• **REQUIRED WORK**:
Every record is to be restated exactly, with nothing left out.

• **GIVEN INFORMATION**:
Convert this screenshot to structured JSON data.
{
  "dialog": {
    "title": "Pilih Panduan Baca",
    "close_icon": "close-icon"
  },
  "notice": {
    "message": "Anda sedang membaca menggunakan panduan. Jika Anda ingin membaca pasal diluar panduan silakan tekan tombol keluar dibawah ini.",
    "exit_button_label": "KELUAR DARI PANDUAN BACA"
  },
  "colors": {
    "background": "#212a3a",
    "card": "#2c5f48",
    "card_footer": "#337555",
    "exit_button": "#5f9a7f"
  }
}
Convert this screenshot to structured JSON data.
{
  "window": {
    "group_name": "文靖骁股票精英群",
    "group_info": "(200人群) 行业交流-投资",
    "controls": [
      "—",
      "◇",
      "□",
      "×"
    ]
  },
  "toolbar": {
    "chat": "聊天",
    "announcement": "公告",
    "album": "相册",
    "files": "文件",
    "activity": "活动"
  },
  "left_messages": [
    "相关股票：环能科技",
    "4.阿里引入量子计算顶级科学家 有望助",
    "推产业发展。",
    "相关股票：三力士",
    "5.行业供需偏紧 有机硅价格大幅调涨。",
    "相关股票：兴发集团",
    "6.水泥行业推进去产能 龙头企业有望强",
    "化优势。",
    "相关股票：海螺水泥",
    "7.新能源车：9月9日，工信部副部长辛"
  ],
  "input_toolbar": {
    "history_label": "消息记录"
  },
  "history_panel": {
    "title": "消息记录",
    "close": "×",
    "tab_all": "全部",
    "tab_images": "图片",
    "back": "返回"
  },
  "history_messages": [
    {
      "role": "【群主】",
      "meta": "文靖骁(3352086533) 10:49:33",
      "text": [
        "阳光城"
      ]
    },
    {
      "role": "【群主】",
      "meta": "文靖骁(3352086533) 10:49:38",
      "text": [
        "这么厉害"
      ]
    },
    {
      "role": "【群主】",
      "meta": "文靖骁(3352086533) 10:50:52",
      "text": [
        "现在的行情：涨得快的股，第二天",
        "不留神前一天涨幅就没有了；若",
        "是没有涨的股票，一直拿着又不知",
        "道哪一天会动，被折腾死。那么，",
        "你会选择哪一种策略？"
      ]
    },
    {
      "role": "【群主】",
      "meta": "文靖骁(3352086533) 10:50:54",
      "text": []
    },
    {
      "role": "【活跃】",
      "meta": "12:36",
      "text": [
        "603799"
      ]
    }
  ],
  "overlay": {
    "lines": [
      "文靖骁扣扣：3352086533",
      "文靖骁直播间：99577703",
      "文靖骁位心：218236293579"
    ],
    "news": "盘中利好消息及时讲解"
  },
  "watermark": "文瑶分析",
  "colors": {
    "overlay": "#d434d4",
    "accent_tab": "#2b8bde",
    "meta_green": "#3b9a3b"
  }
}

• **SOLUTION FOR THIS PROBLEM**:
Convert this screenshot to structured JSON data.
{
  "dialog": {
    "title": "Pilih Panduan Baca",
    "close_icon": "close-icon"
  },
  "notice": {
    "message": "Anda sedang membaca menggunakan panduan. Jika Anda ingin membaca pasal diluar panduan silakan tekan tombol keluar dibawah ini.",
    "exit_button_label": "KELUAR DARI PANDUAN BACA"
  },
  "colors": {
    "background": "#212a3a",
    "card": "#2c5f48",
    "card_footer": "#337555",
    "exit_button": "#5f9a7f"
  }
}
Convert this screenshot to structured JSON data.
{
  "window": {
    "group_name": "文靖骁股票精英群",
    "group_info": "(200人群) 行业交流-投资",
    "controls": [
      "—",
      "◇",
      "□",
      "×"
    ]
  },
  "toolbar": {
    "chat": "聊天",
    "announcement": "公告",
    "album": "相册",
    "files": "文件",
    "activity": "活动"
  },
  "left_messages": [
    "相关股票：环能科技",
    "4.阿里引入量子计算顶级科学家 有望助",
    "推产业发展。",
    "相关股票：三力士",
    "5.行业供需偏紧 有机硅价格大幅调涨。",
    "相关股票：兴发集团",
    "6.水泥行业推进去产能 龙头企业有望强",
    "化优势。",
    "相关股票：海螺水泥",
    "7.新能源车：9月9日，工信部副部长辛"
  ],
  "input_toolbar": {
    "history_label": "消息记录"
  },
  "history_panel": {
    "title": "消息记录",
    "close": "×",
    "tab_all": "全部",
    "tab_images": "图片",
    "back": "返回"
  },
  "history_messages": [
    {
      "role": "【群主】",
      "meta": "文靖骁(3352086533) 10:49:33",
      "text": [
        "阳光城"
      ]
    },
    {
      "role": "【群主】",
      "meta": "文靖骁(3352086533) 10:49:38",
      "text": [
        "这么厉害"
      ]
    },
    {
      "role": "【群主】",
      "meta": "文靖骁(3352086533) 10:50:52",
      "text": [
        "现在的行情：涨得快的股，第二天",
        "不留神前一天涨幅就没有了；若",
        "是没有涨的股票，一直拿着又不知",
        "道哪一天会动，被折腾死。那么，",
        "你会选择哪一种策略？"
      ]
    },
    {
      "role": "【群主】",
      "meta": "文靖骁(3352086533) 10:50:54",
      "text": []
    },
    {
      "role": "【活跃】",
      "meta": "12:36",
      "text": [
        "603799"
      ]
    }
  ],
  "overlay": {
    "lines": [
      "文靖骁扣扣：3352086533",
      "文靖骁直播间：99577703",
      "文靖骁位心：218236293579"
    ],
    "news": "盘中利好消息及时讲解"
  },
  "watermark": "文瑶分析",
  "colors": {
    "overlay": "#d434d4",
    "accent_tab": "#2b8bde",
    "meta_green": "#3b9a3b"
  }
}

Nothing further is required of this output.